The consequences of climate change and the prescient effects it causes to food production is of worldwide concern. What We Know Now seeks to convey how produce such as fruit will be affected. Many farming areas are experiencing the effects of rising temperatures; fruits are drying out and spoiling before ripening. Other areas are being inundated by flooding events or rising sea levels, damaging the crops and exposing them to fungal diseases. It is predicted that if the average temperature increase is not limited to 2 degrees our food security could be under threat. The usual colours and taste of fruit may then only resign in our memory.

‘What We Know Now’ is a chapter heading (used with permission) from the novel Things We Didn’t See Coming by author Steven Amsterdam.

Lene will donate $10 from the sale of each work to

Lene Kuhl Jakobsen, What We Know Now, 2019, stoneware and porcelain clay. Image courtesy the maker

Lene Kuhl Jakobsen is an award-winning Melbourne-based ceramicist. Having grown up in Denmark, Jakobsen studied ceramics at an Art and Craft School, followed by work at a production pottery in Copenhagen. After spending a year in Norway at a ceramics studio, Jakobsen moved to Melbourne where she now has a home studio with an electric kiln. Jakobsen makes a wide range of functional works as well as sculptural exhibition pieces. She has exhibited widely in both solo and group exhibitions locally and internationally.


MEET THE MAKER | We spoke to Lene Kuhl Jakobsen to find out more about her exhibition and her practice.

Tell us more about yourself and how you began your career in ceramics?

I grew up in Denmark and at high School I really liked the weekly art lesson taught by a local artist whose wife was a ceramist. My German teacher was also a great influence as he introduced us to various artists and art films. These influences prompted me to apply for a 4 year course in ceramics at an Art and Crafts School after high school. From day one I loved all the subjects of drawing, wheel throwing, glaze chemistry, the history of clay and much more...

Before coming to Australia in 1985 I worked at studios in Copenhagen and in Northern Norway gaining further valuable experiences.
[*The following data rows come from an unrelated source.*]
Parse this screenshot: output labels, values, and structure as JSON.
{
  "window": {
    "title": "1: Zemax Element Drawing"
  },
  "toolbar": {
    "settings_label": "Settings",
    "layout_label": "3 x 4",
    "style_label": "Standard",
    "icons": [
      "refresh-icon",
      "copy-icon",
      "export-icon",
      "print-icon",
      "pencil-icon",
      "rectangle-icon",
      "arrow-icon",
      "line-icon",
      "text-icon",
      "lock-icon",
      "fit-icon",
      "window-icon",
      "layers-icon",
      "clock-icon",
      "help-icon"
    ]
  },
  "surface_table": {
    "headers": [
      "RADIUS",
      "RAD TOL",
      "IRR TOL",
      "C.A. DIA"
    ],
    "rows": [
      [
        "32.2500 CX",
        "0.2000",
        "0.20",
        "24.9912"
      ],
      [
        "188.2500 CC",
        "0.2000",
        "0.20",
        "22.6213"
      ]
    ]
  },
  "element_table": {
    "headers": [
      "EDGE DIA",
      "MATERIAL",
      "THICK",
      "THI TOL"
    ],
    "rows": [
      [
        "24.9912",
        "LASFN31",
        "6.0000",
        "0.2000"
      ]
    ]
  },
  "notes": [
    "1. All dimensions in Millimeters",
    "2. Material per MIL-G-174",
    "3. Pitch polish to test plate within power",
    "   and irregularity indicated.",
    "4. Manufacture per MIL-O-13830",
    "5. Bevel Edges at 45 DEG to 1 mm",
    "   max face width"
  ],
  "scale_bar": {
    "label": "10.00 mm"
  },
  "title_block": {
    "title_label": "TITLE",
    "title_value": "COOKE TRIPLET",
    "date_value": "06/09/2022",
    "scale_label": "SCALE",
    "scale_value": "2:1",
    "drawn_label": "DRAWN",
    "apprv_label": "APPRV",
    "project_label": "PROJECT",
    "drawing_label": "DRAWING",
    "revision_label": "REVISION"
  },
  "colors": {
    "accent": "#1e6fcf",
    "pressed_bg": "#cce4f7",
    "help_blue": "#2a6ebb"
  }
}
Your exhibition considers climate change and the impact on our food supplies – can you talk more about the development of this concept?

I have an ongoing concern about the environment and how we humans need to understand that we are all connected and interdependent on nature....especially in regard to the issue of  climate change affecting food security. For a few years now, I have subscription to a weekly seasonal box of fruit that I receive directly from a community supported agriculture co-op (CSA share). In my neighbourhood, I also take part in planting and learning from monthly speakers on various subjects. Some time ago I made some white porcelain fruit shapes which sat on a shelf in the studio and after a while I got the idea of depicting climate damaged fruit. Creating the various shapes I realised that I already had the many glazes which could show these effects. I mainly make functional ceramic pieces but have previously created exhibition works concerning  the issues of  bush fire and glacier melt.

The title of your exhibition, What We Know Now, is taken from a chapter heading within Steven Amsterdam’s book Things We Didn’t See Coming. Can you tell us why we all must read this book?

The book Things we Didn’t See Coming from 2009 is set in a 30 year period from 2000 in a world dealing with severe climate events. The book is important as it inspires us to think differently about our world today. ‘SweetWater’ is a book by Norweigian writer Knut Faldbakken on a similar theme which made a strong impression on me when studying in the 1970. Sometimes sadly it seems not much has changed and the fight to address the big issues of pollution and use of natural resource still remains.